==== Entries provided ====

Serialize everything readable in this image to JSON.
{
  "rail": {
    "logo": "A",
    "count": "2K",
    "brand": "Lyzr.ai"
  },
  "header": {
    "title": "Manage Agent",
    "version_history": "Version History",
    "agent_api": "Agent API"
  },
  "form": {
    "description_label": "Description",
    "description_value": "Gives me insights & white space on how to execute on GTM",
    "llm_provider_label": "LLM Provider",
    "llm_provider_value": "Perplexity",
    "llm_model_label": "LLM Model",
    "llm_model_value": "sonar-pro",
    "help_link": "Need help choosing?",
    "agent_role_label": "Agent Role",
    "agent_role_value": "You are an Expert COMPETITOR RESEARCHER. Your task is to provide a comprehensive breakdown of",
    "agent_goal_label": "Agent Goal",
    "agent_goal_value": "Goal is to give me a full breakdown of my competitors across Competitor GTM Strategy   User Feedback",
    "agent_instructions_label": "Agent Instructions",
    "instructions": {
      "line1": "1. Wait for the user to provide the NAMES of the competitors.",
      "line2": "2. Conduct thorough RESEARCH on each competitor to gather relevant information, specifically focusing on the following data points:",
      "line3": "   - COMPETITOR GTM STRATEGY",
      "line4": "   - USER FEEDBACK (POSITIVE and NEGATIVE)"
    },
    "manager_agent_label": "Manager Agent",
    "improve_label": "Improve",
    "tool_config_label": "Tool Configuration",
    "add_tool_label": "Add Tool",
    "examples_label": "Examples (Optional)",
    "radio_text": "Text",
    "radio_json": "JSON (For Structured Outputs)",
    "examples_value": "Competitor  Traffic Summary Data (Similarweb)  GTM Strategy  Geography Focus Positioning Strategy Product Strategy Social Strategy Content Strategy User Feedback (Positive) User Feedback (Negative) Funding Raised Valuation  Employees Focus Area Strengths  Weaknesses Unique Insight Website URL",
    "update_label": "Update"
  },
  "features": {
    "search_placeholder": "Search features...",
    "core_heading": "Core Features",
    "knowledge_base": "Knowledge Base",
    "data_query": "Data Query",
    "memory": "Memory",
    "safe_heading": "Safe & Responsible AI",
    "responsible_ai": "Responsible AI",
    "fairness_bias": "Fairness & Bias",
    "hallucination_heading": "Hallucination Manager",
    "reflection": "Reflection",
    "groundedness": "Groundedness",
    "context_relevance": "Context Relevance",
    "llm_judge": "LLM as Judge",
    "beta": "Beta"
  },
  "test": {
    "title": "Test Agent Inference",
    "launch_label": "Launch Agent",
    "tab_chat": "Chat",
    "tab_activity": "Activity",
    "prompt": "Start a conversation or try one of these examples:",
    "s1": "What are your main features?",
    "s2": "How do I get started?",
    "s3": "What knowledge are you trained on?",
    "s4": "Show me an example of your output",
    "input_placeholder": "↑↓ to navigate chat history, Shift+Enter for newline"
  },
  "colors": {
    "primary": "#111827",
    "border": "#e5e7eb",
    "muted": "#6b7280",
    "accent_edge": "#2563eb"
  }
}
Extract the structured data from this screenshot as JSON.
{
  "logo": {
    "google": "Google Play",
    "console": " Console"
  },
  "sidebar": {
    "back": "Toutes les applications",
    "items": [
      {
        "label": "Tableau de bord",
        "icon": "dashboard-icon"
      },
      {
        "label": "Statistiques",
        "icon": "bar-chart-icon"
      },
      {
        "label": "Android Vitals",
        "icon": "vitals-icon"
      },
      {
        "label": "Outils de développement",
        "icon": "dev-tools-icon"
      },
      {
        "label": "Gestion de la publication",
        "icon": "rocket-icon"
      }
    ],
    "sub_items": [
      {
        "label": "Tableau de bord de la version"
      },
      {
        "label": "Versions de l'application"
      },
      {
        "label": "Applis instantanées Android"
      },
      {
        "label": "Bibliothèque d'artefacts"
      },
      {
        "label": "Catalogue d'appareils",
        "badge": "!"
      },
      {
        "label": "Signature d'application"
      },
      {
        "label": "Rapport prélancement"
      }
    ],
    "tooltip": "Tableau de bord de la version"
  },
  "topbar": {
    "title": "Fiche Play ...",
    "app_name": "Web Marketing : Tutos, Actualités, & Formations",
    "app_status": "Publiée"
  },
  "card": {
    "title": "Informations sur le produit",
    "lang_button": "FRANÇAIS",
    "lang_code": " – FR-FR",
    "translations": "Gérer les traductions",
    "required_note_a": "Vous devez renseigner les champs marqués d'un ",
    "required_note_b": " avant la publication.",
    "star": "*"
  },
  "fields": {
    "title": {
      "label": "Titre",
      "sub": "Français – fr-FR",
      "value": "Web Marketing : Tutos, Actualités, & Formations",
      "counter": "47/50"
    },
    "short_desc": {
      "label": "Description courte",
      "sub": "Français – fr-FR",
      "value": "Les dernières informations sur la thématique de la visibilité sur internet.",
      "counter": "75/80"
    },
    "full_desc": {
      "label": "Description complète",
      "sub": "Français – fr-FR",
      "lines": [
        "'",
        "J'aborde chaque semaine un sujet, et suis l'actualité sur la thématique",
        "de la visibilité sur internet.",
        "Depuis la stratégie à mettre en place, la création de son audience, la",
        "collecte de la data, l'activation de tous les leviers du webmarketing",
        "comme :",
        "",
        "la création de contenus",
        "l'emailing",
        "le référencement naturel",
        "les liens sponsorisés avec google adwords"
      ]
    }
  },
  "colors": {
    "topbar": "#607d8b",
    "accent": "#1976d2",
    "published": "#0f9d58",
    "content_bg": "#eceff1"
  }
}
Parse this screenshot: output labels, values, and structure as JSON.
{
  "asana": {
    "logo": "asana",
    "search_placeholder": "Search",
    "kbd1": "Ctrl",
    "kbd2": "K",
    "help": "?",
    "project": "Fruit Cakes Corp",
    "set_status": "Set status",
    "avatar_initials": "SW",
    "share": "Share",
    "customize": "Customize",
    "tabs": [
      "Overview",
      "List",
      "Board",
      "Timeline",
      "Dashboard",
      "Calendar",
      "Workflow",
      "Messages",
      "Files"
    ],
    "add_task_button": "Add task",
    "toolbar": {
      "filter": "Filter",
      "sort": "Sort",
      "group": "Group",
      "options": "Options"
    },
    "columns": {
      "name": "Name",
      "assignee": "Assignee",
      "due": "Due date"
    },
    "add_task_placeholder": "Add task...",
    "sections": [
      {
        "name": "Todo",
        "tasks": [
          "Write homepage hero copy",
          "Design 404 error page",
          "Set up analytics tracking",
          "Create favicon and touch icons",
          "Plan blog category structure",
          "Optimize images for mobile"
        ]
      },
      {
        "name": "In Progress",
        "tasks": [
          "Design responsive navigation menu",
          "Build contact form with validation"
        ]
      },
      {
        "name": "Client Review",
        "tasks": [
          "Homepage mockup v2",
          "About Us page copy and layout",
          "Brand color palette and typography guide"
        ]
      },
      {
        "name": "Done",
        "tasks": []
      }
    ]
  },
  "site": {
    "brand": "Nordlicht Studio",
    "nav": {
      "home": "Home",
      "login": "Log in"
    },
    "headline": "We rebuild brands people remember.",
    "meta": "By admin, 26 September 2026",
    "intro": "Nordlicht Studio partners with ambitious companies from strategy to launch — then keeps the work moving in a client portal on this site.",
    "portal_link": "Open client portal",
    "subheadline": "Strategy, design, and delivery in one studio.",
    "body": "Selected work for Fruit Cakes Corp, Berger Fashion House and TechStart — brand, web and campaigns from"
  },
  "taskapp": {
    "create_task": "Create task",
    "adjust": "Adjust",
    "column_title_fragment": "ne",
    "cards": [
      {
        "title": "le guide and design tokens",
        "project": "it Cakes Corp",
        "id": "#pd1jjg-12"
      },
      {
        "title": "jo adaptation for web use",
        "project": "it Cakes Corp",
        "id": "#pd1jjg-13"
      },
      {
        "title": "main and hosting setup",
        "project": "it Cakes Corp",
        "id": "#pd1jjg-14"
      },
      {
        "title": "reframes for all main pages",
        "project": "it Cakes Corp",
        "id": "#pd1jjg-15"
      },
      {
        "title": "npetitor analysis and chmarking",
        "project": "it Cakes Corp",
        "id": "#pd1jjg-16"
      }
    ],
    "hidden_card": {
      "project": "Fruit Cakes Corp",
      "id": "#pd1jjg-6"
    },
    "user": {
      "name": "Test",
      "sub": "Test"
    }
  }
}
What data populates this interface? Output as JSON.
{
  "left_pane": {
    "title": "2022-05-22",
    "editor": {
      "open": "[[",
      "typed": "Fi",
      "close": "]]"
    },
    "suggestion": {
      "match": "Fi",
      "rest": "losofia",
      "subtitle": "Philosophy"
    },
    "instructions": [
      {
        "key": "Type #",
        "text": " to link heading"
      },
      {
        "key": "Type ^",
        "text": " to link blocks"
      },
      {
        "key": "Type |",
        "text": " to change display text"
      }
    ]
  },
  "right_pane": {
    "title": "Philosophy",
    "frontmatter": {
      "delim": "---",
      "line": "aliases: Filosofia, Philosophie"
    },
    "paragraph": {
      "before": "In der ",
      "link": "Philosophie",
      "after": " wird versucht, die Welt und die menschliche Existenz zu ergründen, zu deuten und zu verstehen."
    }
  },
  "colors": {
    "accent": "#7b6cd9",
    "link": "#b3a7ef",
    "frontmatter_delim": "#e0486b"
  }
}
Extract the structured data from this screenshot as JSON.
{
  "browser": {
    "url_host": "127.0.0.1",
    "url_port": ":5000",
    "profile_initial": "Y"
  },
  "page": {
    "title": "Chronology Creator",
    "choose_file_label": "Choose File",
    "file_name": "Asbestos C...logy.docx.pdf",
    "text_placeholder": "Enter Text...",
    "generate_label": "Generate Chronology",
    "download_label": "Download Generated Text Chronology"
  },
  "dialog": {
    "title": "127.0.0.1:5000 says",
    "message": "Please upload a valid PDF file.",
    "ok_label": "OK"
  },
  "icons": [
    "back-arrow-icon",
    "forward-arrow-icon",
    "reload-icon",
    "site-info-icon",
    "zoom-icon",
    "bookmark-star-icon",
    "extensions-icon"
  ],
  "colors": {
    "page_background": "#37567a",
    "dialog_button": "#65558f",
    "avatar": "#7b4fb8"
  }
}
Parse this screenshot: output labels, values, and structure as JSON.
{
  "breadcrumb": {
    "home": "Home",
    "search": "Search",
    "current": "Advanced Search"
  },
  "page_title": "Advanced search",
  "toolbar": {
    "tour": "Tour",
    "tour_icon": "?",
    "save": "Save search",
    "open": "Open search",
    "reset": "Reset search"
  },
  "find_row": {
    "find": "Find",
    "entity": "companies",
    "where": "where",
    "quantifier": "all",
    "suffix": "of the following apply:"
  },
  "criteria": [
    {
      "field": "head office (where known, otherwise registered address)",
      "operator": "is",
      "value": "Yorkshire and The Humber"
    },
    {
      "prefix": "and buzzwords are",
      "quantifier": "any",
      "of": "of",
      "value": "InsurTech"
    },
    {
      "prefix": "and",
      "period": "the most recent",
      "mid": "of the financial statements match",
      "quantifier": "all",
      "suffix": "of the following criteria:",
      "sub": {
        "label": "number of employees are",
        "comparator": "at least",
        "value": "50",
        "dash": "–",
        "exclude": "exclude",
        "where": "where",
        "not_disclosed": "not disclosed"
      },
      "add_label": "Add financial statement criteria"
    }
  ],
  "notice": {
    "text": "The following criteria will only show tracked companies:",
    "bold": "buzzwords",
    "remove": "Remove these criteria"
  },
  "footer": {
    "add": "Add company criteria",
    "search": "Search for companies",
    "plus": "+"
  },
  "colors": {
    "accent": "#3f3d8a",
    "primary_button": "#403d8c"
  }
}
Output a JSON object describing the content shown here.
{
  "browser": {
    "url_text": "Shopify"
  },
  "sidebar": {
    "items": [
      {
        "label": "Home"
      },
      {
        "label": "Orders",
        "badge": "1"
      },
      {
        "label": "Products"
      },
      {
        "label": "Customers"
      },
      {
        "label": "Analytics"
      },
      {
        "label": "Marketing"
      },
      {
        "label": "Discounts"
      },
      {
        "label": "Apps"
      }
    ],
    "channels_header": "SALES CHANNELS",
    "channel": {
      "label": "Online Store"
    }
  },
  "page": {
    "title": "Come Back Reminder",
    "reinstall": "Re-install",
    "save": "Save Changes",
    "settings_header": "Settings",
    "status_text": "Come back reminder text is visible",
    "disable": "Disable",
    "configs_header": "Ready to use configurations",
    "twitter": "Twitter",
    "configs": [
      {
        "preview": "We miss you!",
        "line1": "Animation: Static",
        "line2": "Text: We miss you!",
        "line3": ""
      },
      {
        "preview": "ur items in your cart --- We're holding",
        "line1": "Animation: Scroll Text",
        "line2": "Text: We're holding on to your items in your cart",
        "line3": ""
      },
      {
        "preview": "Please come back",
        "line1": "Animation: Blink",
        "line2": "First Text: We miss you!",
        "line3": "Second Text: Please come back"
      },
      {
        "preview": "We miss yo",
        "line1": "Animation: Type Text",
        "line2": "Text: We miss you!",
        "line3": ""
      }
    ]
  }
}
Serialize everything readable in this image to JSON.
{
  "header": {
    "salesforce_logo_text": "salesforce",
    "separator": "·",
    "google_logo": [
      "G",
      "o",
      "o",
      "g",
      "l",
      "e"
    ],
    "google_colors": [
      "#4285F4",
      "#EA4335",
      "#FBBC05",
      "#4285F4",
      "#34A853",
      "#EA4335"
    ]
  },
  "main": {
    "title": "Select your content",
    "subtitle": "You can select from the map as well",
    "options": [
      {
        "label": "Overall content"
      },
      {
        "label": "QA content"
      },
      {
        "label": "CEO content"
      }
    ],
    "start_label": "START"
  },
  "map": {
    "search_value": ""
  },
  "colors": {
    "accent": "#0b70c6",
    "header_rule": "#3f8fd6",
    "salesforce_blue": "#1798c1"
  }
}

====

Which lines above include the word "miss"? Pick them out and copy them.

* [Solution to the exercise]
        "preview": "We miss you!",
        "line2": "Text: We miss you!",
        "line2": "First Text: We miss you!",
        "preview": "We miss yo",
        "line2": "Text: We miss you!",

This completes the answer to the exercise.